Serenity in snow and stone – A Gurdwara in Scandinavia (Asia Samachar, 1 Jan 2018)
A gurdwara carved by Sahara winds (Asia Samachar, 5 Dec 2017)
A Gurdwara Of Light For Spirit And Mind (Asia Samachar, 1 Aug 2017)

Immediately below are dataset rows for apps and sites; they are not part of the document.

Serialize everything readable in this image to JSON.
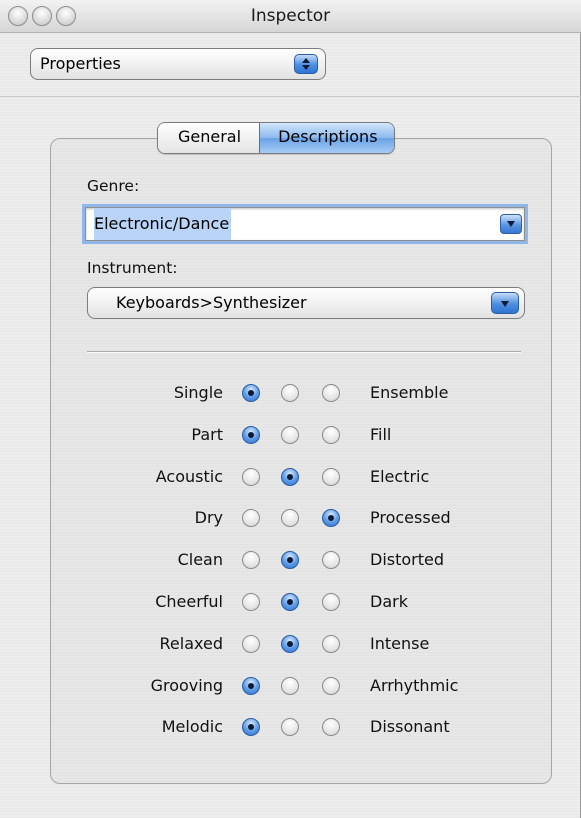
{
  "window": {
    "title": "Inspector"
  },
  "view_popup": {
    "value": "Properties"
  },
  "tabs": [
    {
      "label": "General",
      "selected": false
    },
    {
      "label": "Descriptions",
      "selected": true
    }
  ],
  "genre": {
    "label": "Genre:",
    "value": "Electronic/Dance"
  },
  "instrument": {
    "label": "Instrument:",
    "value": "Keyboards>Synthesizer"
  },
  "descriptors": [
    {
      "left": "Single",
      "right": "Ensemble",
      "selected": 0
    },
    {
      "left": "Part",
      "right": "Fill",
      "selected": 0
    },
    {
      "left": "Acoustic",
      "right": "Electric",
      "selected": 1
    },
    {
      "left": "Dry",
      "right": "Processed",
      "selected": 2
    },
    {
      "left": "Clean",
      "right": "Distorted",
      "selected": 1
    },
    {
      "left": "Cheerful",
      "right": "Dark",
      "selected": 1
    },
    {
      "left": "Relaxed",
      "right": "Intense",
      "selected": 1
    },
    {
      "left": "Grooving",
      "right": "Arrhythmic",
      "selected": 0
    },
    {
      "left": "Melodic",
      "right": "Dissonant",
      "selected": 0
    }
  ],
  "icons": {
    "close": "close-icon",
    "minimize": "minimize-icon",
    "zoom": "zoom-icon",
    "stepper": "up-down-stepper-icon",
    "dropdown": "chevron-down-icon"
  },
  "colors": {
    "accent": "#4b8ee2",
    "selection": "#b9d4f7"
  }
}
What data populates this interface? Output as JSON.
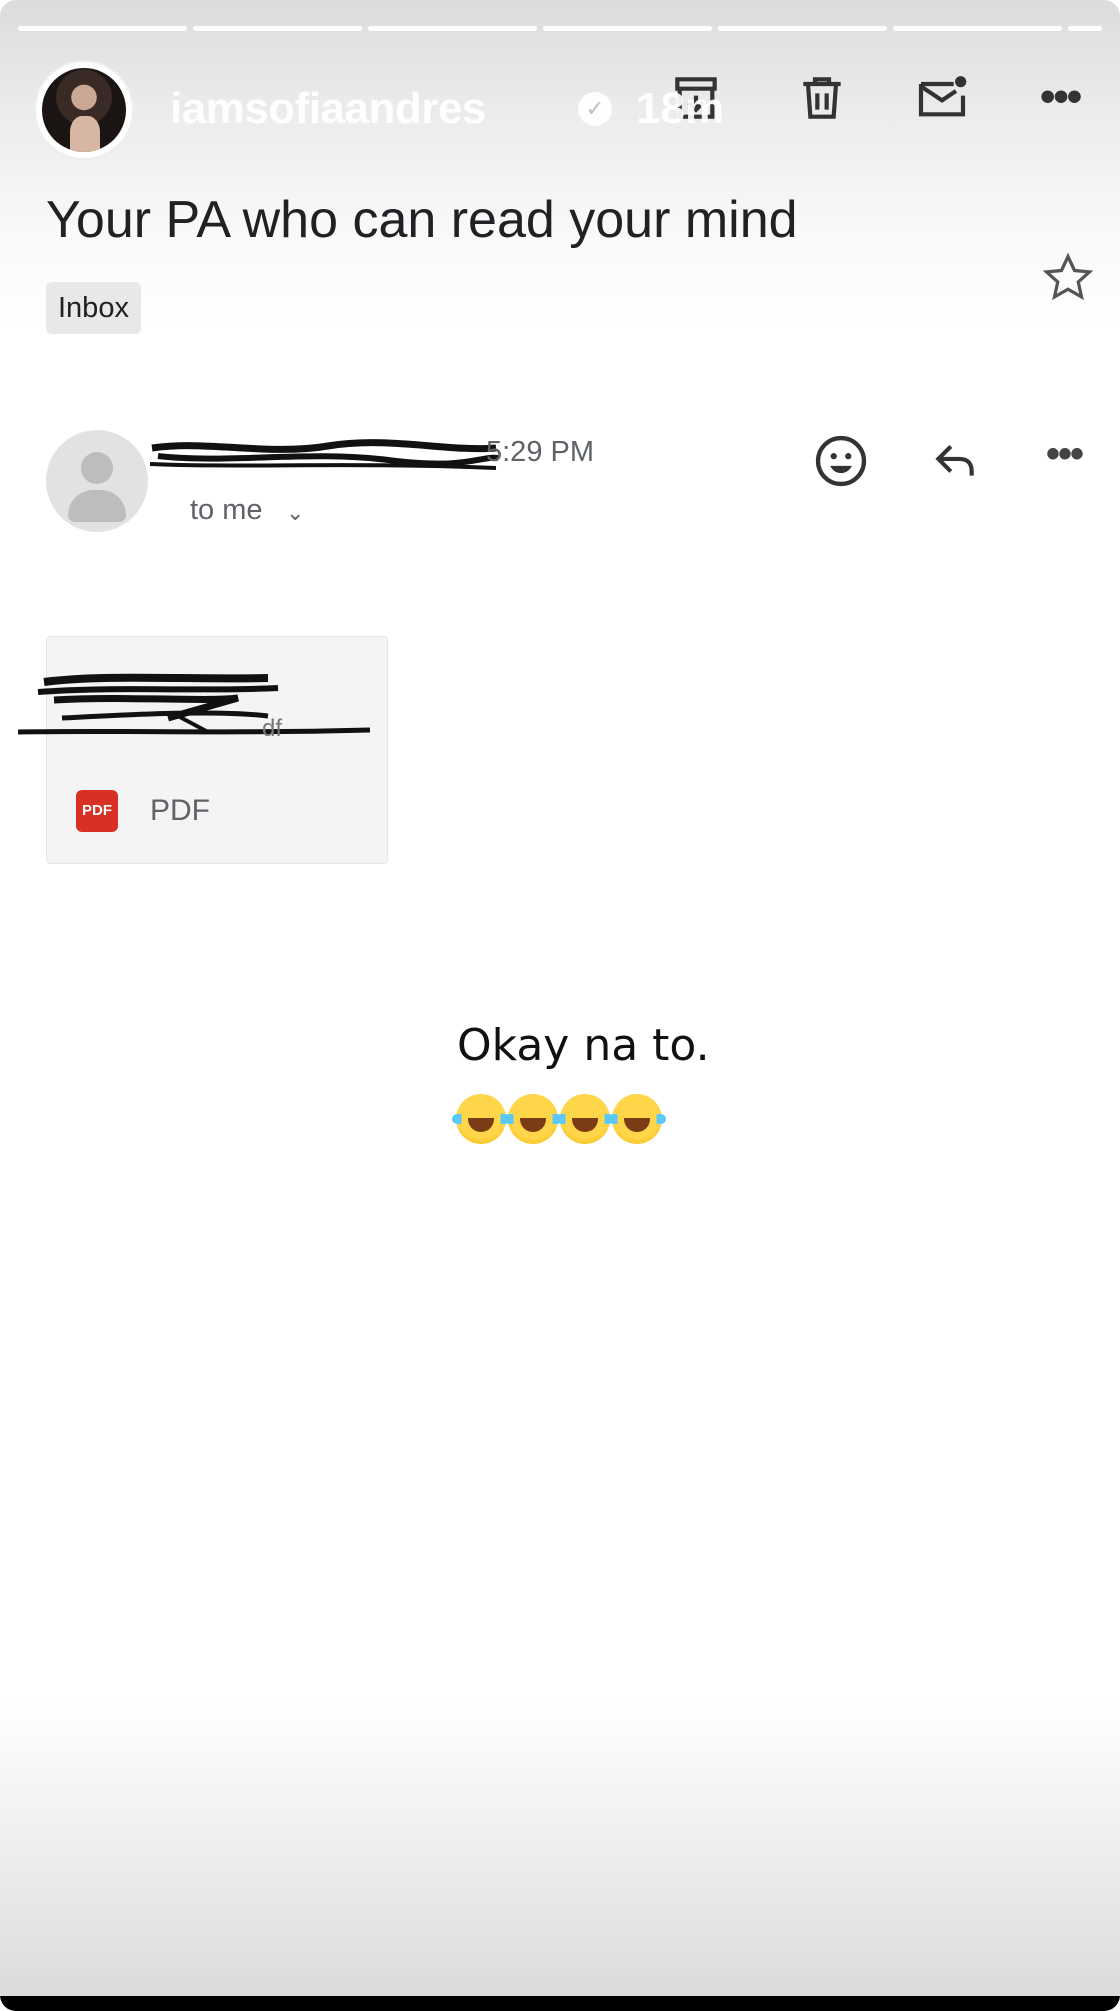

An architectural tribute to Bhai Kanhiya (Asia Samachar, 15 May 2017)